The country lost a great public servant when Dwight Ink, 99, passed away on October 17, 2021. He was a 20-year resident of Lansdowne, VA, but lived at Falcons Landing in Sterling in his last years.
Dwight devoted more than 50 years to public service, working in high level policy and management positions under seven U.S. presidents, from Eisenhower to Reagan.
Born September 9, 1922, Dwight grew up in rural Iowa, and was raised during the Great Depression, the Dust Bowl, and droughts that destroyed his family’s orchard. He left college in 1942 to join the U.S. Army, and rose to captain before returning to Iowa State University to earn the school’s first degree in government. He completed his Masters of Public Administration at the University of Minnesota, working part-time for Minneapolis Mayor Hubert Humphrey.
Dwight went to work at the Atomic Energy Commission in Oak Ridge, TN, then Savannah River, and Washington DC where he moved up to Assistant General Manager. He worked with President Kennedy on nuclear arms and disarmament issues, and escorted him to Los Alamos, NM to discuss nuclear research. President Johnson appointed Dwight to several tasks including leading the Alaskan reconstruction effort in 1964 to rebuild highways, harbors, and towns following the devasting 9.2 earthquake. During the Nixon years, Dwight was the head of Management at the newly restructured OMB, and later was appointed deputy administrator and then administrator of GSA. Dwight retired from the U.S. government — for the first time — in 1975. But government kept calling him back. President Carter asked Dwight to head the task force to overhaul the federal civil service, resulting in the Civil Service Reform Act of 1978. Additional appointments followed as VP for U.S. Synthetic Fuels Corporation and VP for the National Consumer Cooperative Bank.
President Reagan appointed Dwight as Administrator for the Community Services Administration (formerly OEO), and later Assistant Secretary for Latin America at U.S.A.I.D. where Dwight worked on the challenging issues of civil war in Central America; Manuel Noriega, the about-to-be overthrown dictator of Panama; and political turmoil in Argentina and Chile. He retired from the federal government for the last time in 1989 to become president of the Institute of Public Administration in New York City. Dwight was active throughout his career in both the American Society for Public Administration (serving as president) and as a Fellow of the National Academy of Public Administration, a member of both organizations for 50 plus years. At age 96, he received an honorary doctorate from his alma mater, ISU, and published a college textbook on public management. In 2019, Dwight felt truly honored to be among the first class of inductees in the Government Hall of Fame, with Teddy Roosevelt, the Apollo 11 Astronauts, Elliot Richardson, Colin Powell, and Anthony Fauci.

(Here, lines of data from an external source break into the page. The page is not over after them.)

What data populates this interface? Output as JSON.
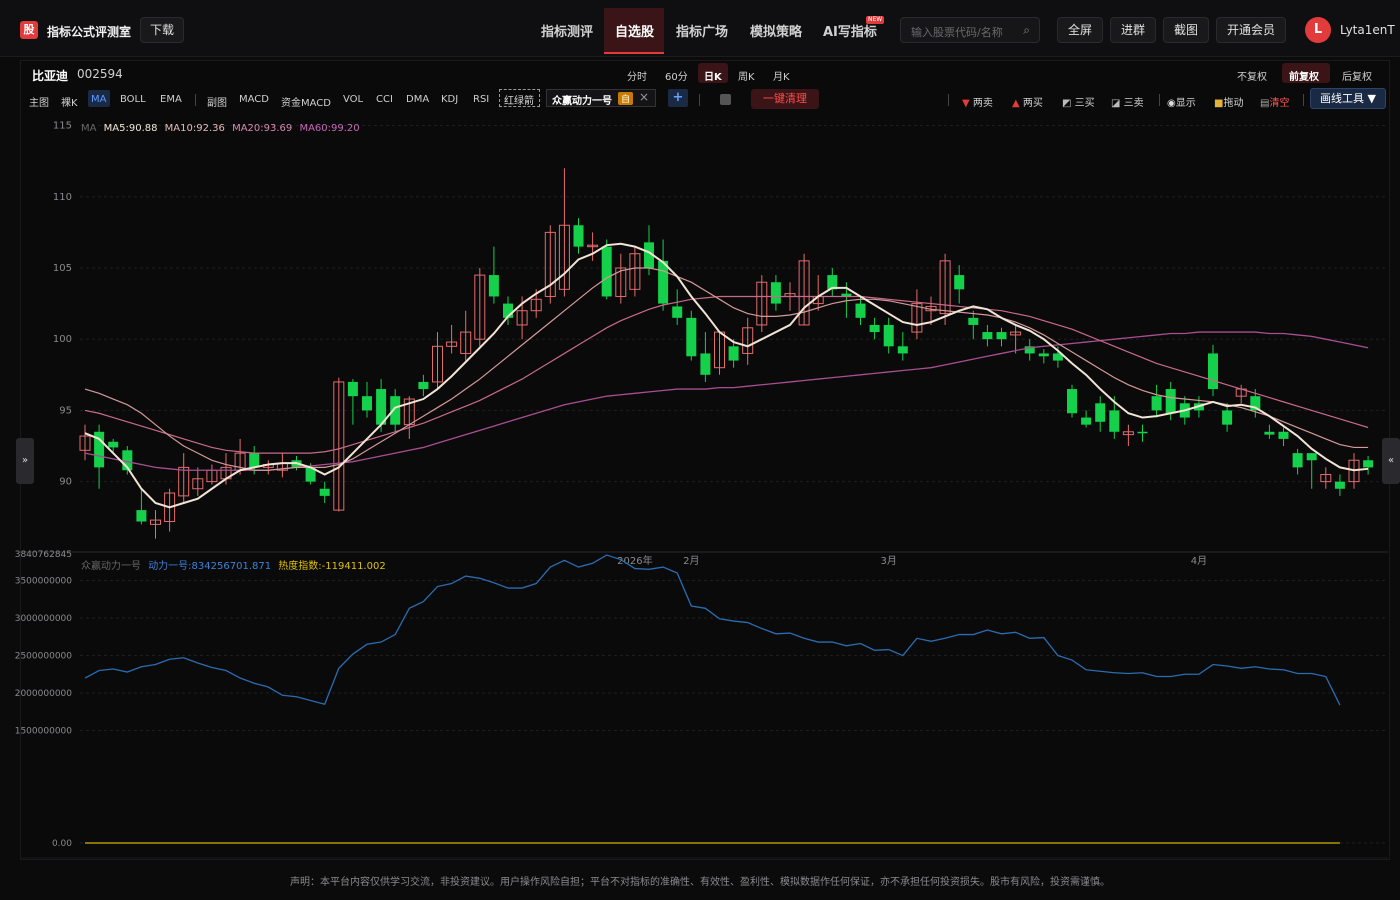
{
  "header": {
    "logo_glyph": "股",
    "logo_title": "指标公式评测室",
    "download": "下载",
    "nav": [
      "指标测评",
      "自选股",
      "指标广场",
      "模拟策略",
      "AI写指标"
    ],
    "nav_active": "自选股",
    "new_badge": "NEW",
    "search_placeholder": "输入股票代码/名称",
    "buttons": [
      "全屏",
      "进群",
      "截图",
      "开通会员"
    ],
    "avatar_letter": "L",
    "username": "Lyta1enT"
  },
  "stock": {
    "name": "比亚迪",
    "code": "002594"
  },
  "periods": [
    "分时",
    "60分",
    "日K",
    "周K",
    "月K"
  ],
  "period_active": "日K",
  "adjust": [
    "不复权",
    "前复权",
    "后复权"
  ],
  "adjust_active": "前复权",
  "indicator_bar": {
    "main_label": "主图",
    "main_items": [
      "裸K",
      "MA",
      "BOLL",
      "EMA"
    ],
    "active_item": "MA",
    "sub_label": "副图",
    "sub_items": [
      "MACD",
      "资金MACD",
      "VOL",
      "CCI",
      "DMA",
      "KDJ",
      "RSI"
    ],
    "hongluzhan": "红绿箭",
    "custom_indicator": "众赢动力一号",
    "custom_tag": "自",
    "clean_button": "一键清理"
  },
  "tools": {
    "items": [
      {
        "label": "两卖",
        "icon": "down-triangle-icon"
      },
      {
        "label": "两买",
        "icon": "up-triangle-icon"
      },
      {
        "label": "三买",
        "icon": "flag-icon"
      },
      {
        "label": "三卖",
        "icon": "flag-icon"
      },
      {
        "label": "显示",
        "icon": "eye-icon"
      },
      {
        "label": "拖动",
        "icon": "lock-icon"
      },
      {
        "label": "清空",
        "icon": "trash-icon"
      }
    ],
    "draw_button": "画线工具 ▼"
  },
  "ma_legend": {
    "label": "MA",
    "ma5": "MA5:90.88",
    "ma10": "MA10:92.36",
    "ma20": "MA20:93.69",
    "ma60": "MA60:99.20"
  },
  "sub_legend": {
    "label": "众赢动力一号",
    "line": "动力一号:834256701.871",
    "heat": "热度指数:-119411.002"
  },
  "chart_data": [
    {
      "type": "candlestick",
      "title": "",
      "y_ticks": [
        115,
        110,
        105,
        100,
        95,
        90
      ],
      "ylim": [
        85.2,
        115.6
      ],
      "x_labels": [
        {
          "label": "2026年",
          "index": 39
        },
        {
          "label": "2月",
          "index": 43
        },
        {
          "label": "3月",
          "index": 57
        },
        {
          "label": "4月",
          "index": 79
        }
      ],
      "candles": [
        [
          92.2,
          93.2,
          94.0,
          91.5
        ],
        [
          93.5,
          91.0,
          94.0,
          89.5
        ],
        [
          92.8,
          92.4,
          93.0,
          92.0
        ],
        [
          92.2,
          90.8,
          92.5,
          90.5
        ],
        [
          88.0,
          87.2,
          89.5,
          87.0
        ],
        [
          87.0,
          87.3,
          88.0,
          86.0
        ],
        [
          87.2,
          89.2,
          89.5,
          86.5
        ],
        [
          89.0,
          91.0,
          92.0,
          88.5
        ],
        [
          89.5,
          90.2,
          91.0,
          89.0
        ],
        [
          90.0,
          90.8,
          91.2,
          89.8
        ],
        [
          90.2,
          91.0,
          92.0,
          89.8
        ],
        [
          90.8,
          92.0,
          93.0,
          90.5
        ],
        [
          92.0,
          91.0,
          92.5,
          90.5
        ],
        [
          91.0,
          91.2,
          91.5,
          90.5
        ],
        [
          90.8,
          91.3,
          92.0,
          90.3
        ],
        [
          91.5,
          91.0,
          91.8,
          90.8
        ],
        [
          91.0,
          90.0,
          91.3,
          89.8
        ],
        [
          89.5,
          89.0,
          90.0,
          88.5
        ],
        [
          88.0,
          97.0,
          97.3,
          87.9
        ],
        [
          97.0,
          96.0,
          97.2,
          94.0
        ],
        [
          96.0,
          95.0,
          97.0,
          94.5
        ],
        [
          96.5,
          94.0,
          97.2,
          93.5
        ],
        [
          96.0,
          94.0,
          96.5,
          93.5
        ],
        [
          94.0,
          95.8,
          96.0,
          93.0
        ],
        [
          97.0,
          96.5,
          97.5,
          96.0
        ],
        [
          97.0,
          99.5,
          100.5,
          96.5
        ],
        [
          99.5,
          99.8,
          101.0,
          99.0
        ],
        [
          99.0,
          100.5,
          102.0,
          98.5
        ],
        [
          100.0,
          104.5,
          105.0,
          99.5
        ],
        [
          104.5,
          103.0,
          106.5,
          102.5
        ],
        [
          102.5,
          101.5,
          103.0,
          101.0
        ],
        [
          101.0,
          102.0,
          103.0,
          100.0
        ],
        [
          102.0,
          102.8,
          103.5,
          101.5
        ],
        [
          103.0,
          107.5,
          108.0,
          102.5
        ],
        [
          103.5,
          108.0,
          112.0,
          103.0
        ],
        [
          108.0,
          106.5,
          108.5,
          106.0
        ],
        [
          106.5,
          106.6,
          107.5,
          105.5
        ],
        [
          106.5,
          103.0,
          107.0,
          102.8
        ],
        [
          103.0,
          105.0,
          106.0,
          102.5
        ],
        [
          103.5,
          106.0,
          106.5,
          103.0
        ],
        [
          106.8,
          105.0,
          108.0,
          104.5
        ],
        [
          105.5,
          102.5,
          107.0,
          102.0
        ],
        [
          102.3,
          101.5,
          103.5,
          101.0
        ],
        [
          101.5,
          98.8,
          102.0,
          98.5
        ],
        [
          99.0,
          97.5,
          100.5,
          97.0
        ],
        [
          98.0,
          100.5,
          100.5,
          97.5
        ],
        [
          99.5,
          98.5,
          100.0,
          98.0
        ],
        [
          99.0,
          100.8,
          101.5,
          98.2
        ],
        [
          101.0,
          104.0,
          104.5,
          100.5
        ],
        [
          104.0,
          102.5,
          104.5,
          102.0
        ],
        [
          103.0,
          103.2,
          104.0,
          102.0
        ],
        [
          101.0,
          105.5,
          106.0,
          101.0
        ],
        [
          102.5,
          103.0,
          104.5,
          102.0
        ],
        [
          104.5,
          103.5,
          105.0,
          103.0
        ],
        [
          103.2,
          103.0,
          104.0,
          101.5
        ],
        [
          102.5,
          101.5,
          103.0,
          101.0
        ],
        [
          101.0,
          100.5,
          101.5,
          100.0
        ],
        [
          101.0,
          99.5,
          101.5,
          99.0
        ],
        [
          99.5,
          99.0,
          100.5,
          98.5
        ],
        [
          100.5,
          102.5,
          103.5,
          100.0
        ],
        [
          102.0,
          102.3,
          103.0,
          101.0
        ],
        [
          101.8,
          105.5,
          106.0,
          101.0
        ],
        [
          104.5,
          103.5,
          105.2,
          102.5
        ],
        [
          101.5,
          101.0,
          102.0,
          100.0
        ],
        [
          100.5,
          100.0,
          101.0,
          99.5
        ],
        [
          100.5,
          100.0,
          100.8,
          99.5
        ],
        [
          100.3,
          100.5,
          101.0,
          99.0
        ],
        [
          99.5,
          99.0,
          100.0,
          98.5
        ],
        [
          99.0,
          98.8,
          99.3,
          98.3
        ],
        [
          99.0,
          98.5,
          99.5,
          98.0
        ],
        [
          96.5,
          94.8,
          96.8,
          94.5
        ],
        [
          94.5,
          94.0,
          95.0,
          93.8
        ],
        [
          95.5,
          94.2,
          96.0,
          93.5
        ],
        [
          95.0,
          93.5,
          96.0,
          93.0
        ],
        [
          93.3,
          93.5,
          94.0,
          92.5
        ],
        [
          93.5,
          93.4,
          94.0,
          92.8
        ],
        [
          96.0,
          95.0,
          96.8,
          94.5
        ],
        [
          96.5,
          94.8,
          97.0,
          94.3
        ],
        [
          95.5,
          94.5,
          96.0,
          94.0
        ],
        [
          95.5,
          95.0,
          96.0,
          94.5
        ],
        [
          99.0,
          96.5,
          99.6,
          96.0
        ],
        [
          95.0,
          94.0,
          95.5,
          93.5
        ],
        [
          96.0,
          96.5,
          96.8,
          95.5
        ],
        [
          96.0,
          95.0,
          96.5,
          94.5
        ],
        [
          93.5,
          93.3,
          94.0,
          93.0
        ],
        [
          93.5,
          93.0,
          93.8,
          92.5
        ],
        [
          92.0,
          91.0,
          92.3,
          90.5
        ],
        [
          92.0,
          91.5,
          92.0,
          89.5
        ],
        [
          90.0,
          90.5,
          91.0,
          89.5
        ],
        [
          90.0,
          89.5,
          90.5,
          89.0
        ],
        [
          90.0,
          91.5,
          92.0,
          89.5
        ],
        [
          91.5,
          91.0,
          91.8,
          90.5
        ]
      ],
      "ma5": [
        93.4,
        93.0,
        92.0,
        91.0,
        89.5,
        88.5,
        88.2,
        88.5,
        88.8,
        89.5,
        90.2,
        90.8,
        91.0,
        91.2,
        91.3,
        91.3,
        91.0,
        90.5,
        91.0,
        92.0,
        93.0,
        94.0,
        95.2,
        95.5,
        95.8,
        96.5,
        97.4,
        98.4,
        99.4,
        100.4,
        101.6,
        102.5,
        103.2,
        103.8,
        104.6,
        105.6,
        106.0,
        106.6,
        106.7,
        106.5,
        106.1,
        105.4,
        104.4,
        103.0,
        101.8,
        100.5,
        99.8,
        99.5,
        100.0,
        100.5,
        101.0,
        102.2,
        103.0,
        103.6,
        103.6,
        103.0,
        102.4,
        101.8,
        101.2,
        101.0,
        101.2,
        101.6,
        102.0,
        102.3,
        102.1,
        101.5,
        101.0,
        100.6,
        100.0,
        99.2,
        98.3,
        97.5,
        96.5,
        95.6,
        94.8,
        94.5,
        94.6,
        94.8,
        95.0,
        95.3,
        95.6,
        95.3,
        95.4,
        95.2,
        94.6,
        93.9,
        93.2,
        92.3,
        91.6,
        91.0,
        90.8,
        90.9
      ],
      "ma10": [
        96.5,
        96.2,
        95.8,
        95.4,
        94.8,
        94.0,
        93.2,
        92.5,
        92.0,
        91.5,
        91.2,
        91.0,
        90.8,
        90.8,
        90.9,
        91.0,
        91.0,
        91.0,
        91.2,
        91.6,
        92.2,
        92.8,
        93.4,
        94.0,
        94.6,
        95.2,
        95.8,
        96.5,
        97.2,
        98.0,
        98.8,
        99.6,
        100.4,
        101.2,
        102.0,
        102.8,
        103.6,
        104.3,
        104.8,
        105.0,
        105.0,
        104.8,
        104.4,
        104.0,
        103.4,
        102.8,
        102.2,
        101.8,
        101.6,
        101.6,
        101.7,
        101.9,
        102.2,
        102.5,
        102.7,
        102.8,
        102.8,
        102.7,
        102.5,
        102.3,
        102.1,
        102.0,
        101.9,
        101.8,
        101.7,
        101.5,
        101.2,
        100.8,
        100.3,
        99.7,
        99.1,
        98.5,
        97.9,
        97.3,
        96.8,
        96.4,
        96.1,
        95.9,
        95.8,
        95.7,
        95.6,
        95.4,
        95.2,
        94.9,
        94.6,
        94.2,
        93.8,
        93.4,
        93.0,
        92.6,
        92.4,
        92.4
      ],
      "ma20": [
        95.0,
        94.8,
        94.5,
        94.2,
        93.9,
        93.6,
        93.3,
        93.0,
        92.7,
        92.4,
        92.2,
        92.1,
        92.0,
        92.0,
        92.0,
        92.0,
        92.0,
        92.1,
        92.3,
        92.6,
        92.9,
        93.2,
        93.5,
        93.8,
        94.1,
        94.5,
        94.9,
        95.3,
        95.7,
        96.2,
        96.7,
        97.2,
        97.8,
        98.4,
        99.0,
        99.6,
        100.2,
        100.8,
        101.3,
        101.7,
        102.1,
        102.4,
        102.6,
        102.8,
        102.9,
        103.0,
        103.0,
        103.0,
        103.0,
        103.0,
        103.0,
        103.0,
        103.0,
        103.0,
        103.0,
        103.0,
        102.9,
        102.8,
        102.7,
        102.6,
        102.5,
        102.4,
        102.3,
        102.2,
        102.1,
        102.0,
        101.8,
        101.6,
        101.3,
        101.0,
        100.7,
        100.3,
        99.9,
        99.5,
        99.1,
        98.7,
        98.3,
        98.0,
        97.7,
        97.4,
        97.1,
        96.8,
        96.5,
        96.2,
        95.9,
        95.6,
        95.3,
        95.0,
        94.7,
        94.4,
        94.1,
        93.8
      ],
      "ma60": [
        92.0,
        91.8,
        91.6,
        91.4,
        91.2,
        91.0,
        90.9,
        90.8,
        90.8,
        90.8,
        90.8,
        90.8,
        90.8,
        90.8,
        90.9,
        91.0,
        91.1,
        91.2,
        91.3,
        91.4,
        91.6,
        91.8,
        92.0,
        92.2,
        92.4,
        92.7,
        93.0,
        93.3,
        93.6,
        93.9,
        94.2,
        94.5,
        94.8,
        95.1,
        95.4,
        95.6,
        95.8,
        96.0,
        96.1,
        96.2,
        96.3,
        96.4,
        96.5,
        96.5,
        96.5,
        96.6,
        96.6,
        96.7,
        96.8,
        96.9,
        97.0,
        97.1,
        97.2,
        97.3,
        97.4,
        97.5,
        97.6,
        97.7,
        97.8,
        97.9,
        98.0,
        98.2,
        98.4,
        98.6,
        98.8,
        99.0,
        99.2,
        99.4,
        99.5,
        99.6,
        99.7,
        99.8,
        99.9,
        100.0,
        100.1,
        100.2,
        100.3,
        100.4,
        100.4,
        100.5,
        100.5,
        100.5,
        100.5,
        100.5,
        100.4,
        100.4,
        100.3,
        100.2,
        100.0,
        99.8,
        99.6,
        99.4
      ]
    },
    {
      "type": "line",
      "title": "",
      "y_ticks": [
        "3840762845",
        "3500000000",
        "3000000000",
        "2500000000",
        "2000000000",
        "1500000000",
        "0.00"
      ],
      "ylim": [
        0,
        3840762845
      ],
      "series": [
        {
          "color": "#2b6cb0",
          "values": [
            2200000000,
            2300000000,
            2320000000,
            2280000000,
            2350000000,
            2380000000,
            2450000000,
            2470000000,
            2400000000,
            2340000000,
            2300000000,
            2200000000,
            2130000000,
            2080000000,
            1970000000,
            1950000000,
            1900000000,
            1850000000,
            2330000000,
            2520000000,
            2650000000,
            2680000000,
            2780000000,
            3130000000,
            3220000000,
            3420000000,
            3460000000,
            3560000000,
            3530000000,
            3470000000,
            3400000000,
            3400000000,
            3460000000,
            3680000000,
            3770000000,
            3680000000,
            3730000000,
            3840000000,
            3780000000,
            3660000000,
            3650000000,
            3680000000,
            3600000000,
            3160000000,
            3130000000,
            2990000000,
            2960000000,
            2940000000,
            2860000000,
            2790000000,
            2800000000,
            2730000000,
            2680000000,
            2680000000,
            2630000000,
            2660000000,
            2570000000,
            2580000000,
            2500000000,
            2730000000,
            2690000000,
            2730000000,
            2780000000,
            2780000000,
            2840000000,
            2790000000,
            2810000000,
            2730000000,
            2740000000,
            2500000000,
            2440000000,
            2310000000,
            2290000000,
            2270000000,
            2260000000,
            2270000000,
            2220000000,
            2220000000,
            2250000000,
            2250000000,
            2380000000,
            2360000000,
            2330000000,
            2350000000,
            2320000000,
            2310000000,
            2260000000,
            2260000000,
            2220000000,
            1840000000
          ]
        },
        {
          "color": "#d4b400",
          "values": [
            0,
            0,
            0,
            0,
            0,
            0,
            0,
            0,
            0,
            0,
            0,
            0,
            0,
            0,
            0,
            0,
            0,
            0,
            0,
            0,
            0,
            0,
            0,
            0,
            0,
            0,
            0,
            0,
            0,
            0,
            0,
            0,
            0,
            0,
            0,
            0,
            0,
            0,
            0,
            0,
            0,
            0,
            0,
            0,
            0,
            0,
            0,
            0,
            0,
            0,
            0,
            0,
            0,
            0,
            0,
            0,
            0,
            0,
            0,
            0,
            0,
            0,
            0,
            0,
            0,
            0,
            0,
            0,
            0,
            0,
            0,
            0,
            0,
            0,
            0,
            0,
            0,
            0,
            0,
            0,
            0,
            0,
            0,
            0,
            0,
            0,
            0,
            0,
            0,
            0
          ]
        }
      ]
    }
  ],
  "side": {
    "left_arrow": "»",
    "right_arrow": "«"
  },
  "footer": "声明：本平台内容仅供学习交流，非投资建议。用户操作风险自担；平台不对指标的准确性、有效性、盈利性、模拟数据作任何保证，亦不承担任何投资损失。股市有风险，投资需谨慎。"
}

Dwight’s greatest passion was his commitment to good government and to the public service, but he was also incredibly devoted to his family. His marriage to Margaret Child Ink ended in divorce, but gave him five wonderful children: Stephen (Sharon), Bruce (Jean), Lawrence (Hannah), Barbara Ink Usher (Tony), and Lauri Ink, along with stepson David Wolf; and seven grandchildren and four great grandchildren. His marriage to Dona Wolf and their 45-year partnership was the highlight of his life, as he would tell everyone. Our government has lost a true public servant in Dwight Ink and his family has lost their great patriarch.
Interment will be in Arlington Cemetery at a later date. In lieu of flowers, donations may be made to the Dwight Ink Endowment Fund, Iowa State University Foundation, 2505 University Blvd, Ames, Iowa 50010-2230.